There may be possible beneficial effects of anti-inflammatory drugs as adjuncts or monotherapy in major depressive disorder, but it's not clear the reported benefits outweigh the multitude of side effects of these drugs over long time periods.
This well done meta-analysis shows that the preponderance of evidence is pointing toward efficacy in NSAID use for major depression. There are issues, however, that are appropriately pointed out: short follow-up, no effect on quality-of-life, adverse effect potential. The article may stimulate larger more robust trials. In my interpretation of the analysis, an NSAID may be chosen as an adjunct to usual care for refractory patients.
I only skimmed the methods of this paper, but these results are not plausible. For example, an SMD of 0.76, three quarters of an effect size, for remission of depression treating patients with celecoxib? Those are big effects that, if true, would be the kind clinicians should notice in uncontrolled clinical observations. I cannot imagine encouraging primary care physicinss to use celecoxib or omega-3 or minocycline or whatever in place of SSRIs or similar meds. These results need a large degree of verification before any change in practice can be recommended.

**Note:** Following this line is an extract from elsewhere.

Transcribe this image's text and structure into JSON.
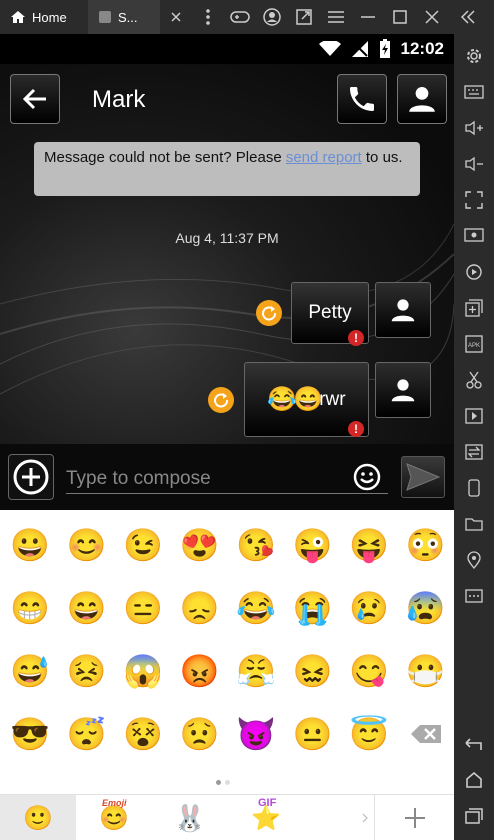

Interesting. There is, however, always the possibility of "confounding by indication." Anti-inflammatories are usually taken for painful conditions and pain is strongly associated with depression, so successfully treating the pain may reduce depression without a direct antidepressant effect for these agents.
Interesting if true.
We all want new treatments for depression. To fully assess the utility of anti-inflammatory drugs for depression, we would need to know more about the severity of depression in the trials. It would be ethically problematic to withhold standard treatment if prospective trial participants had more severe depression, suggesting these trials were in less depressed patients. Limitations of the small sample sizes for all tested agents and very short duration of trials were understated.
RCTs of empirical treatment on mechanistic lines for the treatment of the symptom of depression. The basis for these trials was presumably because some depressed patients have raised levels of inflammatory markers. What about the majority of depressed patients who don’t have raised inflammatory markers? I cannot see that this study will be of the slightest value in treating a depressed patient sitting in front of you.
Some patients with depressive disorders have high blood inflammatory markers, like high CRP. It happens also with melancholic depression. I think they might get benefits from NSAIDs in the short term, but we cannot generalize these results for all types of depression. This way the generic concept of MDD used in these studies is not helpful. Depression has more than 8 clinical types of various presentations. As a psychiatrist, I think to use NSAIDS when seeing inflammatory markers or pain in my patients, but not in all patients.
The response and remission rates actually *favored* placebo, not anti-inflammatories. Only symptom severity was reduced (slighty). This implies that the effects are quite small and not clinically significant for most.